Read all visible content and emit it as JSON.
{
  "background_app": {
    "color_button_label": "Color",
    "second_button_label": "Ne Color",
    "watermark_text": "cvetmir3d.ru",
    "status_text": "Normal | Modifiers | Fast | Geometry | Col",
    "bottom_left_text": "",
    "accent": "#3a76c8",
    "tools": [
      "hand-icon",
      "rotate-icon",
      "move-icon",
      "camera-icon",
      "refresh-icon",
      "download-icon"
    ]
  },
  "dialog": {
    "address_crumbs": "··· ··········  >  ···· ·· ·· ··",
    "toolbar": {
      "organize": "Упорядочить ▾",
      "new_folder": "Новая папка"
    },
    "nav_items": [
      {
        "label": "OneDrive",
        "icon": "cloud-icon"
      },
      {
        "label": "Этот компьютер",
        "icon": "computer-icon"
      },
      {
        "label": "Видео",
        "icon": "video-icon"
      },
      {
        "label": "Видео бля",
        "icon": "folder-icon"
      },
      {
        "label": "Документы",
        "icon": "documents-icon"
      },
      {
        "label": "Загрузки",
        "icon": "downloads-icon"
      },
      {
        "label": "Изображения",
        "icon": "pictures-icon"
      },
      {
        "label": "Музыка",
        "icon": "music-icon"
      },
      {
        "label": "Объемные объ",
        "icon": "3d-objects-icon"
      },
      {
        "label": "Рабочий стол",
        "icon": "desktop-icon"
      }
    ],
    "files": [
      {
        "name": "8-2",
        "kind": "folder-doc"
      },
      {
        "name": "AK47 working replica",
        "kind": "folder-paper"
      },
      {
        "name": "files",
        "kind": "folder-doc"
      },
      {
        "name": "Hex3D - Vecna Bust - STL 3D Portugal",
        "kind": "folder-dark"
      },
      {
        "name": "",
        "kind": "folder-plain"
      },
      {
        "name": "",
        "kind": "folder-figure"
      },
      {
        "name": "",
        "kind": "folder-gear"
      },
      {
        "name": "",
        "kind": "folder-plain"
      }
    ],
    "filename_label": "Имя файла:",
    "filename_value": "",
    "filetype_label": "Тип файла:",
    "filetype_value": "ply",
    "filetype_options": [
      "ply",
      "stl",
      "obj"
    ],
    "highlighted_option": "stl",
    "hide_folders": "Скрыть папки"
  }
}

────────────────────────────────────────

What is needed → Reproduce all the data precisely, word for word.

Response area →
Read all visible content and emit it as JSON.
{
  "background_app": {
    "color_button_label": "Color",
    "second_button_label": "Ne Color",
    "watermark_text": "cvetmir3d.ru",
    "status_text": "Normal | Modifiers | Fast | Geometry | Col",
    "bottom_left_text": "",
    "accent": "#3a76c8",
    "tools": [
      "hand-icon",
      "rotate-icon",
      "move-icon",
      "camera-icon",
      "refresh-icon",
      "download-icon"
    ]
  },
  "dialog": {
    "address_crumbs": "··· ··········  >  ···· ·· ·· ··",
    "toolbar": {
      "organize": "Упорядочить ▾",
      "new_folder": "Новая папка"
    },
    "nav_items": [
      {
        "label": "OneDrive",
        "icon": "cloud-icon"
      },
      {
        "label": "Этот компьютер",
        "icon": "computer-icon"
      },
      {
        "label": "Видео",
        "icon": "video-icon"
      },
      {
        "label": "Видео бля",
        "icon": "folder-icon"
      },
      {
        "label": "Документы",
        "icon": "documents-icon"
      },
      {
        "label": "Загрузки",
        "icon": "downloads-icon"
      },
      {
        "label": "Изображения",
        "icon": "pictures-icon"
      },
      {
        "label": "Музыка",
        "icon": "music-icon"
      },
      {
        "label": "Объемные объ",
        "icon": "3d-objects-icon"
      },
      {
        "label": "Рабочий стол",
        "icon": "desktop-icon"
      }
    ],
    "files": [
      {
        "name": "8-2",
        "kind": "folder-doc"
      },
      {
        "name": "AK47 working replica",
        "kind": "folder-paper"
      },
      {
        "name": "files",
        "kind": "folder-doc"
      },
      {
        "name": "Hex3D - Vecna Bust - STL 3D Portugal",
        "kind": "folder-dark"
      },
      {
        "name": "",
        "kind": "folder-plain"
      },
      {
        "name": "",
        "kind": "folder-figure"
      },
      {
        "name": "",
        "kind": "folder-gear"
      },
      {
        "name": "",
        "kind": "folder-plain"
      }
    ],
    "filename_label": "Имя файла:",
    "filename_value": "",
    "filetype_label": "Тип файла:",
    "filetype_value": "ply",
    "filetype_options": [
      "ply",
      "stl",
      "obj"
    ],
    "highlighted_option": "stl",
    "hide_folders": "Скрыть папки"
  }
}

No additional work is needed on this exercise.